5. Their Lordships point out that the suit as against the sons was brought to an end by the Judicial Commissioner's order of 12th June, 1923, and find that, when after the lapse of a year the names of the sons were restored as defendants on 21st June, 1924, that was in effect the institution of a new suit against them, which by that date was unquestionably time-barred. Mr. Ramachandra Aiyar contends that following that decision of the Privy Council we must treat the present suit as having been dismissed against defendant 3 when the Subordinate Judge on 26th April 1924 finally refused to make him a party to it. But the present case may clearly be distinguished from the case before their Lordships. In the present case the order of the Subordinate Judge made on 26th April, 1924 has lost its entire effect and became null, as it was wiped out by the order of my learned brother on revision substituting for it the order which the Subordinate Judge himself should have made. The order made on 12th June, 1923 by the Judicial Commissioner on the other hand was never wiped out by any superior authority and in their Lordships' view stands good to the present day. Towards the end of their judgment their Lordships remark that

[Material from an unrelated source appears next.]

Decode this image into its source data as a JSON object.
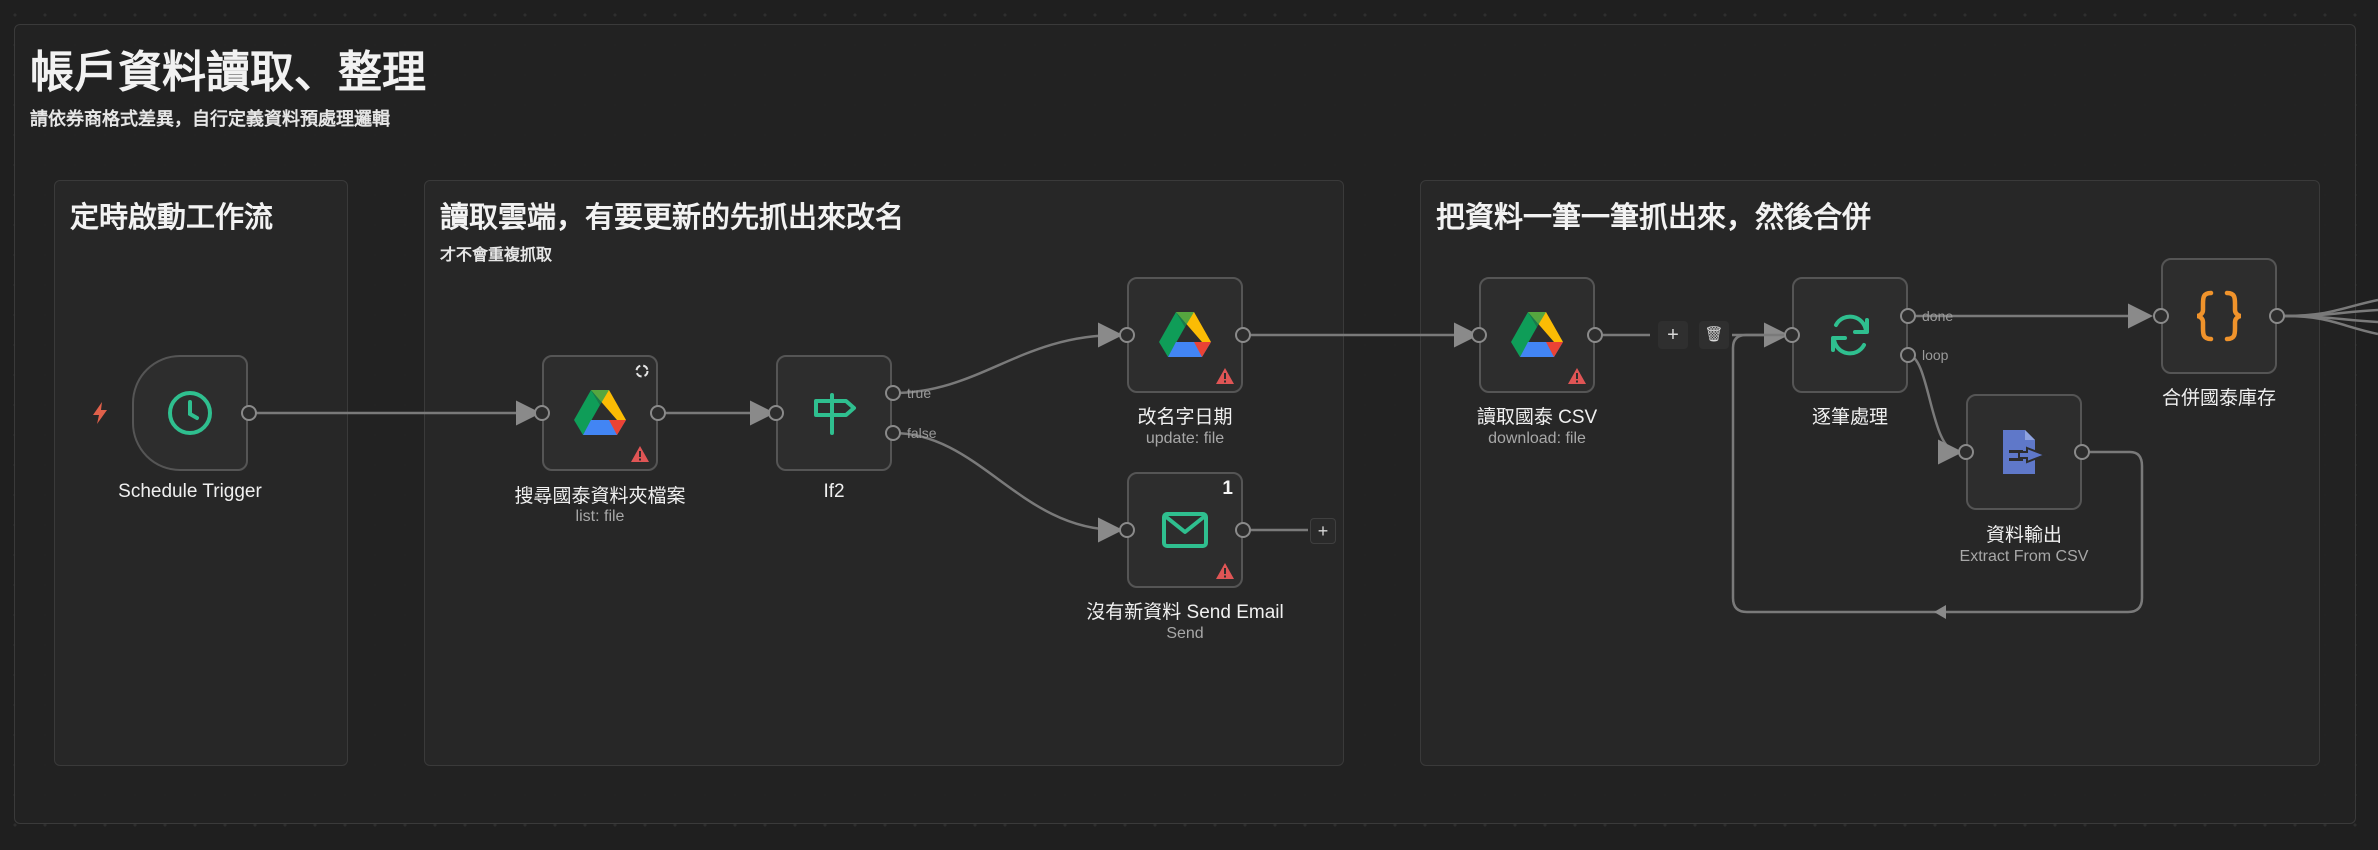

on 21st June, 1924 the Judicial Commissioner reviewed this order and altered it
but it does not appear probable that they are there using the word 'reviewed' in the technical sense of a review under the Code of Civil Procedure. It is clear that they regard the Judicial Commissioner's order of 21st June 1924 as something different from an order legally made on review under the Code. It is probable that there was no application for review, and none is mentioned. If there had been such an application it would almost certainly have been mentioned as by 21st June, 1924 the time for a review had long passed, and it may be noticed that their Lordships say that the second order was made 'only after the lapse of a year.' And earlier in their judgment their Lordships, when they first refer.to the order of 21st June, 1924, instead of saying, as would be natural if that order was made in consequence of some application by the plaintiff under Order 47, Code of Civil Procedure, that the Judicial Commissioner made the order on an application for review being granted, merely say that the Judicial Commissioner acted as the result of consideration. It does not appear to me that this judgment of the Privy Council is of any help or guidance to us in the present case, in which an application to implead defendant 3 was made in ample time and remained pending until the Subordinate Judge made his incorrect order of 26th April 1924, for which the correct order was substituted by my learned brother on 12th March, 1925.
6. In my opinion, assuming time to run in this suit from 1st April 1921 or any date not earlier than 27th January 1920--a question which has still to be determined--defendant 3 has been made a party in time. This appeal should therefore be allowed and the suit as against defendant 3 should proceed. The costs of this appeal and the costs already ordered in the Lower Court will abide and be provided for in the Subordinate Judge's decree, the result of which they will follow. The Court-fee on this appeal will be refunded to the plaintiffs.
Kumaraswami Sastri, J.
7. I agree.